Within a few weeks the water was so deep that even the highest mountain peaks were below the water (Gen. 7:20). Every person on Earth was drowned except the eight in the ark. Every land animal and bird was drowned except those in the ark.
For forty days and forty nights water gushed from inside the Earth and from the huge cloud layer. Then the rain stopped and water ceased coming out of the ground. By this time the blanket of water covering Earth was several miles deep in many places. But Noah and his family and cargo safely floated above Earth’s sunken surface as high as some of our passenger planes now fly above the clouds!
For a hundred and fifty days the water stayed at its deepest (Gen. 7:24). During this time, the people in the ark weren’t idle. Perhaps God caused some of the animals to fall into a kind of sleep like bears go into during winter months. But even if that did happen, there was much work to do inside the ship.
Whatever the tasks, they must have been hard to perform, for several weeks the ark pitched and rolled through the great waves pushed up by the wind. God, you see, had caused a strong wind to blow over the water, so that it would evaporate into the air.
Then one day the tops of the highest mountain began to appear above the water. The ark drifted up against one of the mountains (Gen. 8:5). The water kept on getting lower, leaving the ship stuck high on the side of the mountain!

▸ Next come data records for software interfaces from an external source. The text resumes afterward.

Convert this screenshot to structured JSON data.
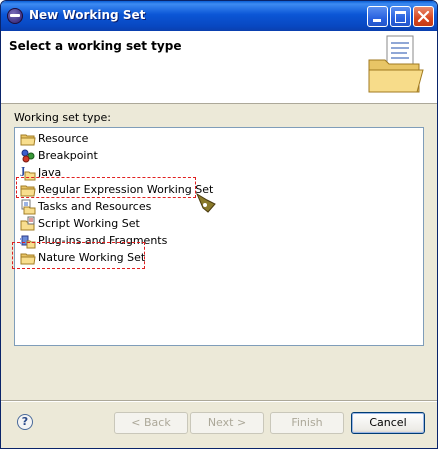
{
  "window": {
    "title": "New Working Set"
  },
  "header": {
    "title": "Select a working set type"
  },
  "content": {
    "label": "Working set type:",
    "items": [
      {
        "label": "Resource",
        "icon": "folder-icon"
      },
      {
        "label": "Breakpoint",
        "icon": "breakpoint-icon"
      },
      {
        "label": "Java",
        "icon": "java-icon"
      },
      {
        "label": "Regular Expression Working Set",
        "icon": "folder-icon"
      },
      {
        "label": "Tasks and Resources",
        "icon": "tasks-icon"
      },
      {
        "label": "Script Working Set",
        "icon": "script-icon"
      },
      {
        "label": "Plug-ins and Fragments",
        "icon": "plugin-icon"
      },
      {
        "label": "Nature Working Set",
        "icon": "folder-icon"
      }
    ]
  },
  "buttons": {
    "back": "< Back",
    "next": "Next >",
    "finish": "Finish",
    "cancel": "Cancel",
    "help": "?"
  },
  "colors": {
    "titlebar": "#0b56d6",
    "dialog_bg": "#ece9d8",
    "callout_border": "#e02020"
  }
}
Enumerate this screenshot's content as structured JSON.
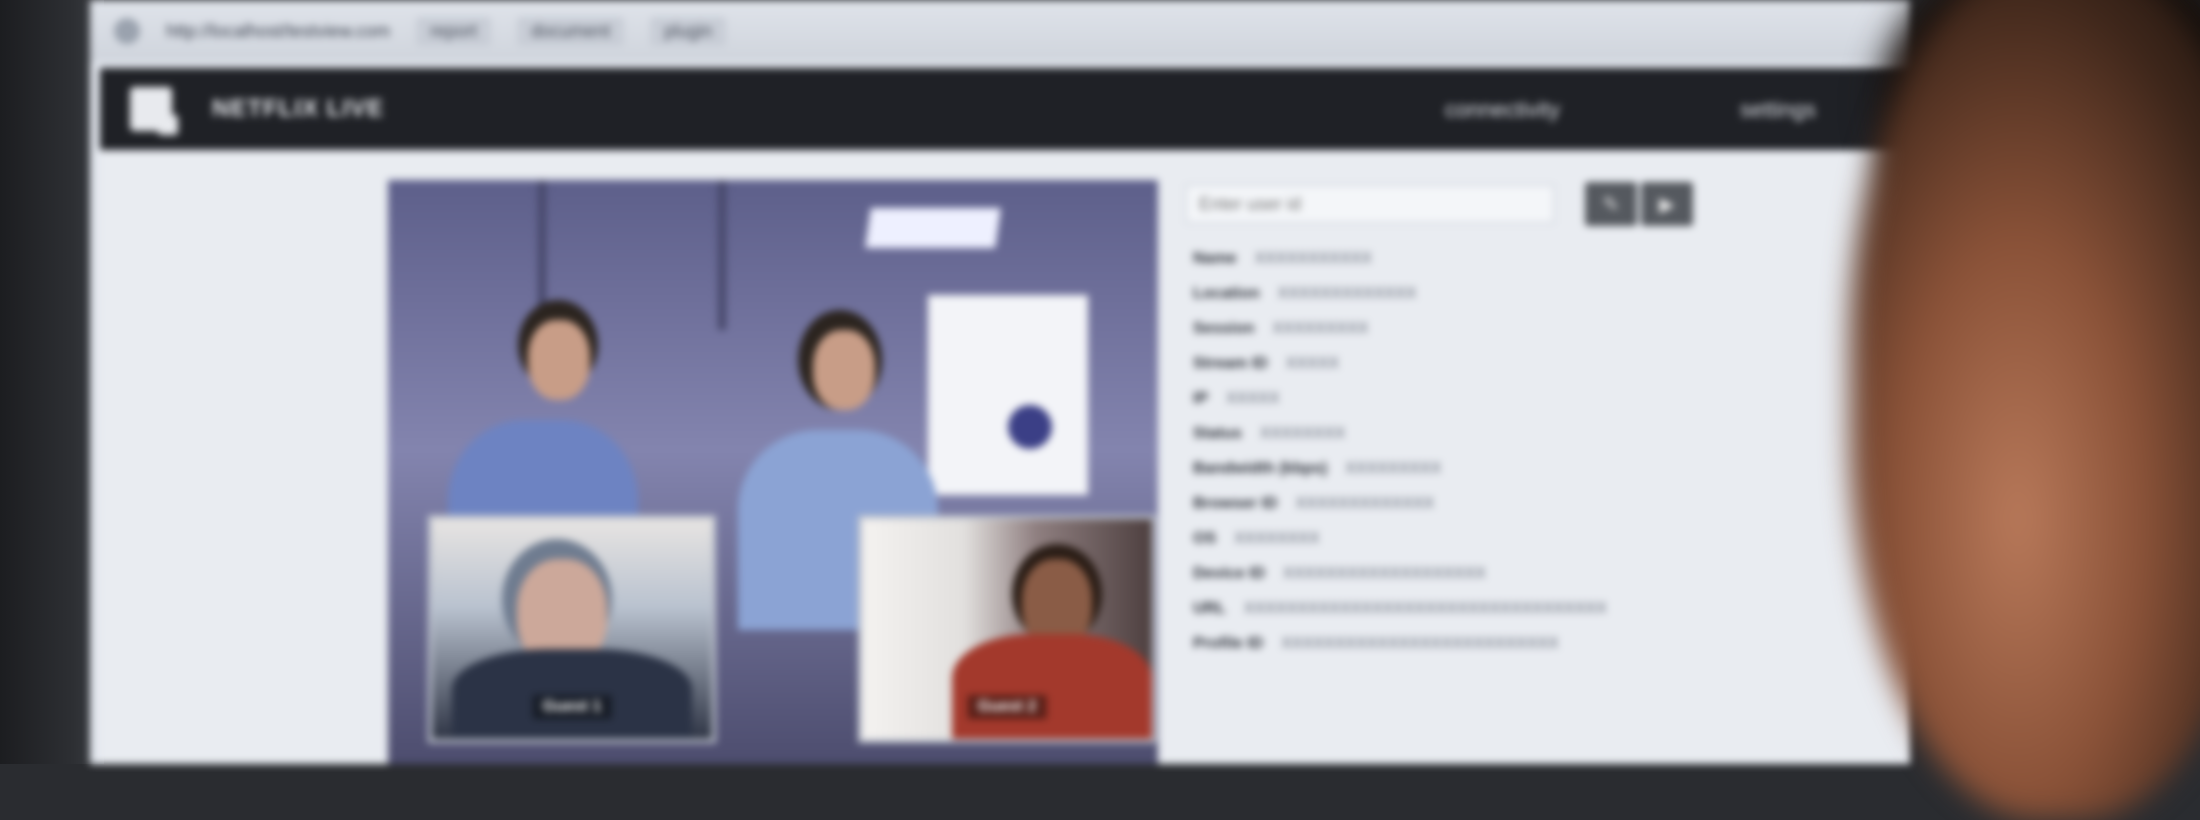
{
  "browser": {
    "url": "http://localhost/testview.com",
    "tabs": [
      "report",
      "document",
      "plugin"
    ]
  },
  "header": {
    "title": "NETFLIX LIVE",
    "links": [
      "connectivity",
      "settings"
    ]
  },
  "video": {
    "pip_labels": [
      "Guest 1",
      "Guest 2"
    ]
  },
  "panel": {
    "search_placeholder": "Enter user id",
    "buttons": [
      "edit-icon",
      "play-icon"
    ],
    "meta": [
      {
        "key": "Name",
        "value": "XXXXXXXXXXX"
      },
      {
        "key": "Location",
        "value": "XXXXXXXXXXXXX"
      },
      {
        "key": "Session",
        "value": "XXXXXXXXX"
      },
      {
        "key": "Stream ID",
        "value": "XXXXX"
      },
      {
        "key": "IP",
        "value": "XXXXX"
      },
      {
        "key": "Status",
        "value": "XXXXXXXX"
      },
      {
        "key": "Bandwidth (kbps)",
        "value": "XXXXXXXXX"
      },
      {
        "key": "Browser ID",
        "value": "XXXXXXXXXXXXX"
      },
      {
        "key": "OS",
        "value": "XXXXXXXX"
      },
      {
        "key": "Device ID",
        "value": "XXXXXXXXXXXXXXXXXXX"
      },
      {
        "key": "URL",
        "value": "XXXXXXXXXXXXXXXXXXXXXXXXXXXXXXXXXX"
      },
      {
        "key": "Profile ID",
        "value": "XXXXXXXXXXXXXXXXXXXXXXXXXX"
      }
    ]
  }
}
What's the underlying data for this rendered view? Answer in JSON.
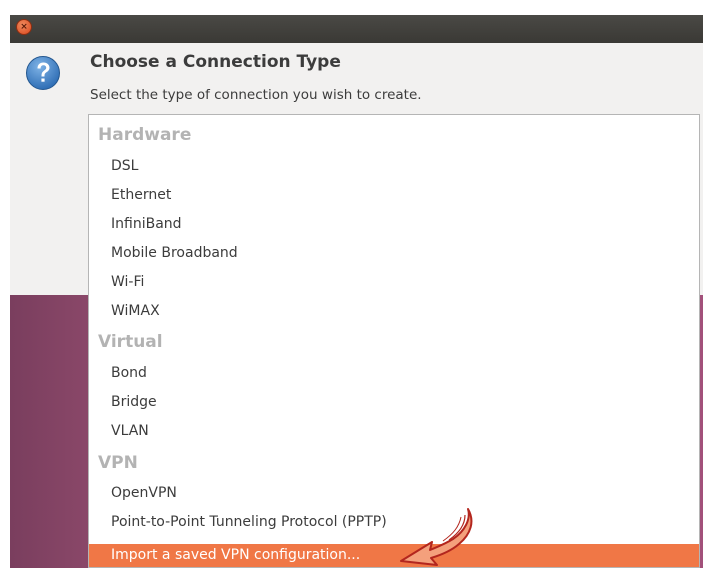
{
  "window": {
    "close_glyph": "×"
  },
  "dialog": {
    "title": "Choose a Connection Type",
    "subtitle": "Select the type of connection you wish to create.",
    "icon": "question-icon"
  },
  "menu": {
    "hardware_header": "Hardware",
    "hardware_items": [
      "DSL",
      "Ethernet",
      "InfiniBand",
      "Mobile Broadband",
      "Wi-Fi",
      "WiMAX"
    ],
    "virtual_header": "Virtual",
    "virtual_items": [
      "Bond",
      "Bridge",
      "VLAN"
    ],
    "vpn_header": "VPN",
    "vpn_items": [
      "OpenVPN",
      "Point-to-Point Tunneling Protocol (PPTP)"
    ],
    "selected_item": "Import a saved VPN configuration..."
  },
  "colors": {
    "highlight": "#f07746",
    "group_header": "#b3b3b3",
    "titlebar": "#3e3d39",
    "desktop": "#a4577a",
    "annotation_arrow": "#c0392b"
  }
}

Noah waited more than two months while the level of the water continued to drop. After that he sent out birds to see if the distant land below was still flooded. At last one of the birds returned with a green leaf in its beak, after which it flew away and did not come back. This proved to Noah that the water had already drained off and evaporated to the point where plant life had started developing, and that the valleys were ready to live in again (Gen. 8:11).
The men opened the top of the ark. The only eight people left on Earth came out on the top deck to view land for the first time in more than a year (v. 13).
After being cooped up in the ship for so many months, the mere sight of dry ground was a wonderful and welcome thing to Noah and his family. But it must have seemed strange to look down on a silent world where there was no living thing to meet them or no one to scoff at them as people had done for so many years.
“Come out of the ark,” God told Noah. “Bring the creatures with you. I want all living things to spread out over the Earth and produce families” (v. 17).
The large door in the side of the ship was broken open, and a runway was built from the opening to the ground. Then all the creatures in the ark were freed from their stables and cages.
Probably more creatures left the ark when Noah let them out than went into the ship more than a year before, because it is likely that many baby animals were born and many baby birds hatched. Whatever the number, they were happy to be free again to return to a new life in the new fields and forests.
But Noah didn’t set all the animals and birds free. He kept some of the clean beasts and fowl. He was so thankful to his Creator for sparing him and his family that he built an altar on one slope of the mountain, and sacrificed some of the clean creatures as an offering to God (v. 20).
God was pleased with Noah. He blessed him and his sons-- Shem, Ham and Japheth. God told them to rebuild their homes and raise children, so that many people would again live in the world from which the disobedient had been washed away.
“I shall never again bring a flood over the whole planet,” God told them (Gen. 9:11). “As a promise to you that it will not happen again, look at this sign that will be seen in the sky” (vs. 12-17)! Thereupon the Eternal caused a beautiful arc of light of many colors to appear from horizon to horizon. Whenever you see this colorful arc, which we call a rainbow, you are seeing the sign of the promise God made to Noah and all people more than four thousand three hundred years ago!